Baird's Sandpiper, Black Hole Marsh: Dave Helliar
Baird's Sandpiper, Black Hole Marsh: Dave Helliar
Baird's Sandpiper, Black Hole Marsh: Dave Helliar
Baird's Sandpiper, Black Hole Marsh: Dave Helliar
Couple of nice pics in from Andy Grinter too:

Baird's Sandpiper, Black Hole Marsh: Andy Grinter
Baird's Sandpiper, Black Hole Marsh: Andy Grinter
Baird's Sandpiper, Black Hole Marsh: R. Harris
Baird's Sandpiper, Black Hole Marsh: R. Harris
Baird's Sandpiper, Black Hole Marsh: R. Harris
Baird's Sandpiper, Black Hole Marsh, Devon

As always, videos were recorded in 1080p, but YouTube typically defaults to 360p. Once the video is running, you can click on the configuration settings icon and select the higher 720p to 1080p options for better quality.

A nice find by local birder Phill Abbott. Let's hope this is the start of a great autumn.

Saturday, 8 August 2015

Wood Mouse in the Wood House...

My father-in-law went to top-up the bird feeders yesterday and discovered this lovely little Wood Mouse Apodemus sylvaticus in the bottom of a stainless steel dustbin in the garden shed! The bin, which had a lid securely in place, houses the mixed bird seed supply. No idea how it managed to get in there or how long it had been there but it was happily munching away on the seed mix. This is one of our commonest murids and only likely to be confused with the similar Yellow-necked Mouse Apodemus flavicollis, which usually has (as it's name suggests), a yellowish/buff band across the chest/throat area which is lacking in Wood Mouse. In this case distribution helps a little too as flavicollis is found a little further east of here.



Another visitor to the shed was this Tree Wasp Dolichovespula sylvestris (kindly ID'd by someone on Twitter).
Dolichovespula sylvestris: R. Harris
Dolichovespula sylvestris: R. Harris
Dolichovespula sylvestris: R. Harris
Dolichovespula sylvestris: R. Harris


Wednesday, 5 August 2015

Dave's Weekly Round-up...

Thanks again to Dave Helliar for his weekly round-up of birds and insects from the local Chard area. Oystercatcher on his local patch is always a scarce bird and a good find together with some butterflies and other insects that are battling through the currently unseasonally cool weather. Wader movement has been slow but steady with several Common and Green Sandpipers and a single Black-tailed Godwit moving through the area too.

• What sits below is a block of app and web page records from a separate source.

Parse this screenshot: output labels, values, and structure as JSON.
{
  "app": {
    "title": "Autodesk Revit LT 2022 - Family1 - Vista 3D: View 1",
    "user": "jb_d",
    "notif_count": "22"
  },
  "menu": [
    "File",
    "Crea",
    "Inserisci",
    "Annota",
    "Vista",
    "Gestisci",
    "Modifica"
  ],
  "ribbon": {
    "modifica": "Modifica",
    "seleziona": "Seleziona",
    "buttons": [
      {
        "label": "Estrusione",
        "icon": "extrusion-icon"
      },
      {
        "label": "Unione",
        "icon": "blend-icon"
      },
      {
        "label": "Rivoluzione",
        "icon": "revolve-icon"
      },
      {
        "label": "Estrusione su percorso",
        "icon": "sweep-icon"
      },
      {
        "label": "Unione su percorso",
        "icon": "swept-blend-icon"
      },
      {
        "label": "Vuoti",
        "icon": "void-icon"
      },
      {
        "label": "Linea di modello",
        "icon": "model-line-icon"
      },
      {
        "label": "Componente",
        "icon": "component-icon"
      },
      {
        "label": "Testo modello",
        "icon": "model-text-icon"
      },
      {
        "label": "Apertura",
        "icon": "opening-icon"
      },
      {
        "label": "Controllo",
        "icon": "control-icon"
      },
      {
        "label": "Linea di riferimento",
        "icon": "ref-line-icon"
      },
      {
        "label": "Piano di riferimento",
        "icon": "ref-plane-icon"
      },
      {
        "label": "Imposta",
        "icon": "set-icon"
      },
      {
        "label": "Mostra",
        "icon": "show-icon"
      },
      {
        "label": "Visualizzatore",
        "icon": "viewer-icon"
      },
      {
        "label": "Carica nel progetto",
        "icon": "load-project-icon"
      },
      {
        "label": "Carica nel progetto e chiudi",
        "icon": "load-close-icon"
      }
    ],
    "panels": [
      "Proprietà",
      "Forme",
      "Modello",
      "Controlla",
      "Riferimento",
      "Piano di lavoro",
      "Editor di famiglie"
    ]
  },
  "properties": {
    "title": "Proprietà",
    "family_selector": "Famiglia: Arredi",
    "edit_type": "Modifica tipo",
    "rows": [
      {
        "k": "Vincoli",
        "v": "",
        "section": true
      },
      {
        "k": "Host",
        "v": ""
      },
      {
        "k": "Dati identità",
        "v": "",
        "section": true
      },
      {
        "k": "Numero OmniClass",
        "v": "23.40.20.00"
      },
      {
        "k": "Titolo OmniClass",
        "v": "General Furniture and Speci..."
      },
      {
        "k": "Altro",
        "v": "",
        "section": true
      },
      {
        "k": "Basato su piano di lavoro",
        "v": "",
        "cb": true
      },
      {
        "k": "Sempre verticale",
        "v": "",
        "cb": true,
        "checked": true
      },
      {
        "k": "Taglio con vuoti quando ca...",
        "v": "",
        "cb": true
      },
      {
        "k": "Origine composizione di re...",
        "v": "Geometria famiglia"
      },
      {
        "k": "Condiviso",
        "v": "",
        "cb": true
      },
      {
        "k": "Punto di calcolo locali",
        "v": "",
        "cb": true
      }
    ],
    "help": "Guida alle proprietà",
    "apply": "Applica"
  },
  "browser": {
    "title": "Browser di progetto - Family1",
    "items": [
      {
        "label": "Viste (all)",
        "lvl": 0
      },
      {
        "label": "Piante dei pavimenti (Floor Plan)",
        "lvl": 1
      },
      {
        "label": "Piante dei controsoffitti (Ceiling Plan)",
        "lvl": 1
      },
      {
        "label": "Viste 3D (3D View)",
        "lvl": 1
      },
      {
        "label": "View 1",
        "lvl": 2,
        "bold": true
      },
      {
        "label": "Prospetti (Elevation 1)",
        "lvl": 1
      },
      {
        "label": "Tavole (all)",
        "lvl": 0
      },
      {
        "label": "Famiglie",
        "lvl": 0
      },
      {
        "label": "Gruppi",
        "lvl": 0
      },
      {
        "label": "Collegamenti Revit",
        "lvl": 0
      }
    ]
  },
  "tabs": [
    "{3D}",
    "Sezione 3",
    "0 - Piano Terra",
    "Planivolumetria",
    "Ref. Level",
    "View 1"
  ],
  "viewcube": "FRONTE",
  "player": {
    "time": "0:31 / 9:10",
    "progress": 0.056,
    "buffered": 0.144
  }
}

Oystercatcher, scarce inland and always good to see.
D. Helliar
Great Crested Grebe brood at Chard Res LNR: D. Helliar
Black-tailed Godwit: D. Helliar
Common Blue: D. Helliar
Common Blue and Small Skipper: D. Helliar
Dingy Skipper, 2nd Brood: D. Helliar
Small Copper: D. Helliar
Painted Lady: D. Helliar
Wall Brown: D. Helliar
Capsid Bug Sp.: D. Helliar
Bombus campestris, one of the 'cuckoo' species: D. Helliar
Tabanus autumnalis: D. Helliar

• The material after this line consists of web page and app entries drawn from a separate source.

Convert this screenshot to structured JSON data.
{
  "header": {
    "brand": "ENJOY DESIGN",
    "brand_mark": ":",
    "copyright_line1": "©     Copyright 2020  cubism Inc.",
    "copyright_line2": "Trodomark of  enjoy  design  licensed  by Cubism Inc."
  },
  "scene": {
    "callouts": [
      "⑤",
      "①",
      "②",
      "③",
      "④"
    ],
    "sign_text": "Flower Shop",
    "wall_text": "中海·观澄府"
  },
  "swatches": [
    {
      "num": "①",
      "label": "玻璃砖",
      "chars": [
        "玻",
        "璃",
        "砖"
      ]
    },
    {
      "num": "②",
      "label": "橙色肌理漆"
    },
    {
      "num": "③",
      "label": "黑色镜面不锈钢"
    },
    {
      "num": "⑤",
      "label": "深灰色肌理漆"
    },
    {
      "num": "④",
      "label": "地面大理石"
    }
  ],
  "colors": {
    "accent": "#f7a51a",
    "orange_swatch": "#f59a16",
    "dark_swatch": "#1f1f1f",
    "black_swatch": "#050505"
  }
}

Saturday, 1 August 2015

Pelophylax perezi revisited...

I had the opportunity to revisit Ham Wall briefly on Friday and couldn't resist the chance to spend what little time I had available with the Perez's frogs at the back of the car park. They are real characters and despite seeing more jump into the water than sat on the banks of the ponds themselves, one or two were quite approachable allowing me the opportunity to film them. They were in fine voice too.

Perez's Frog Pelophylax perezi, Ham Wall RSPB reserve:
R. Harris
Perez's Frog Pelophylax perezi, Ham Wall RSPB reserve:
R. Harris
Perez's Frog Pelophylax perezi, Ham Wall RSPB reserve:
R. Harris

As always, videos were recorded in 1080p, Once the video is running, you can click on the configuration settings icon and select the higher 720p to 1080p options if you're Broadband connection is good.